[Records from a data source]
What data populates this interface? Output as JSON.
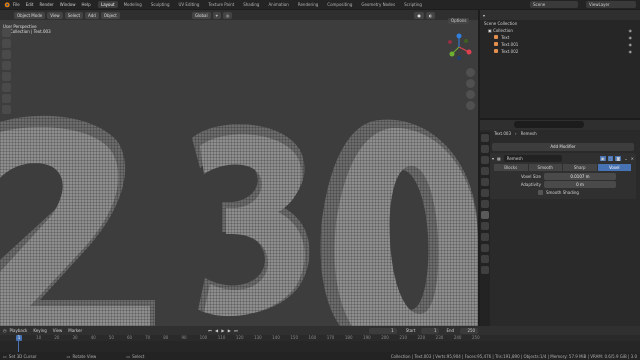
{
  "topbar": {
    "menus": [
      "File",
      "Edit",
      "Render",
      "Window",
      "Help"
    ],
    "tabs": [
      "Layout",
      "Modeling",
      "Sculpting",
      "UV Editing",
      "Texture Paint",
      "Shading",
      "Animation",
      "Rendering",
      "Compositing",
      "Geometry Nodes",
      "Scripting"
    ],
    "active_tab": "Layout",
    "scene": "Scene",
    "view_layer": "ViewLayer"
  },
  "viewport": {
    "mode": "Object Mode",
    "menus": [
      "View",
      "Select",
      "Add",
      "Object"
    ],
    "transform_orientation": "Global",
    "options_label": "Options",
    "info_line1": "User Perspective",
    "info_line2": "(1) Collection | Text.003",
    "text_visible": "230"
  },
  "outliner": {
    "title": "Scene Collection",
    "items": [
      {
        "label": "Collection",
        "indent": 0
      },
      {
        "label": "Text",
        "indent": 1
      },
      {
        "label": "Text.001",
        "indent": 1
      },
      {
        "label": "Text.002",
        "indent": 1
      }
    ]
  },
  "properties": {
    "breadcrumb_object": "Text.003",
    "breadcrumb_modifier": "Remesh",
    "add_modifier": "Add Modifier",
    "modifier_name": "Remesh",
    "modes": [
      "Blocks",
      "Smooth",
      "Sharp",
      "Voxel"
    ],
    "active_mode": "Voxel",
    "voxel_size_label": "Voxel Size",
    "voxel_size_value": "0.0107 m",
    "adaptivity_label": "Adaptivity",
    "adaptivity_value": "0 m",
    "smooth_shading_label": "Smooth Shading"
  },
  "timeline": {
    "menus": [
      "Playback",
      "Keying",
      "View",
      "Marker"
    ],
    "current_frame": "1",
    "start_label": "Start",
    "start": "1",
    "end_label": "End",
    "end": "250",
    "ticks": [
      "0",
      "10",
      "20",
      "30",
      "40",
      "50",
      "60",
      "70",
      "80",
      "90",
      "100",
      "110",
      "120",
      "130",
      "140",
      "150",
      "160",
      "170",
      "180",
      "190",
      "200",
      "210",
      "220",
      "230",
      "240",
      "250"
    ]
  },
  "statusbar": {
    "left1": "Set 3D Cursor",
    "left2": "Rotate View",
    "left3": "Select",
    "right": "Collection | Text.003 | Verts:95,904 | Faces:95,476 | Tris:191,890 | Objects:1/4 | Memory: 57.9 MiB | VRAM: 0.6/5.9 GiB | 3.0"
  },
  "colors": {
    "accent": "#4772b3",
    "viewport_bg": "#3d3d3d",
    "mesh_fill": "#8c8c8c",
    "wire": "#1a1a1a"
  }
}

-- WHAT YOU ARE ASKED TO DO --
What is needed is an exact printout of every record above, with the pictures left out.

-- SOLVED EXERCISE --
What data populates this interface? Output as JSON.
{
  "topbar": {
    "menus": [
      "File",
      "Edit",
      "Render",
      "Window",
      "Help"
    ],
    "tabs": [
      "Layout",
      "Modeling",
      "Sculpting",
      "UV Editing",
      "Texture Paint",
      "Shading",
      "Animation",
      "Rendering",
      "Compositing",
      "Geometry Nodes",
      "Scripting"
    ],
    "active_tab": "Layout",
    "scene": "Scene",
    "view_layer": "ViewLayer"
  },
  "viewport": {
    "mode": "Object Mode",
    "menus": [
      "View",
      "Select",
      "Add",
      "Object"
    ],
    "transform_orientation": "Global",
    "options_label": "Options",
    "info_line1": "User Perspective",
    "info_line2": "(1) Collection | Text.003",
    "text_visible": "230"
  },
  "outliner": {
    "title": "Scene Collection",
    "items": [
      {
        "label": "Collection",
        "indent": 0
      },
      {
        "label": "Text",
        "indent": 1
      },
      {
        "label": "Text.001",
        "indent": 1
      },
      {
        "label": "Text.002",
        "indent": 1
      }
    ]
  },
  "properties": {
    "breadcrumb_object": "Text.003",
    "breadcrumb_modifier": "Remesh",
    "add_modifier": "Add Modifier",
    "modifier_name": "Remesh",
    "modes": [
      "Blocks",
      "Smooth",
      "Sharp",
      "Voxel"
    ],
    "active_mode": "Voxel",
    "voxel_size_label": "Voxel Size",
    "voxel_size_value": "0.0107 m",
    "adaptivity_label": "Adaptivity",
    "adaptivity_value": "0 m",
    "smooth_shading_label": "Smooth Shading"
  },
  "timeline": {
    "menus": [
      "Playback",
      "Keying",
      "View",
      "Marker"
    ],
    "current_frame": "1",
    "start_label": "Start",
    "start": "1",
    "end_label": "End",
    "end": "250",
    "ticks": [
      "0",
      "10",
      "20",
      "30",
      "40",
      "50",
      "60",
      "70",
      "80",
      "90",
      "100",
      "110",
      "120",
      "130",
      "140",
      "150",
      "160",
      "170",
      "180",
      "190",
      "200",
      "210",
      "220",
      "230",
      "240",
      "250"
    ]
  },
  "statusbar": {
    "left1": "Set 3D Cursor",
    "left2": "Rotate View",
    "left3": "Select",
    "right": "Collection | Text.003 | Verts:95,904 | Faces:95,476 | Tris:191,890 | Objects:1/4 | Memory: 57.9 MiB | VRAM: 0.6/5.9 GiB | 3.0"
  },
  "colors": {
    "accent": "#4772b3",
    "viewport_bg": "#3d3d3d",
    "mesh_fill": "#8c8c8c",
    "wire": "#1a1a1a"
  }
}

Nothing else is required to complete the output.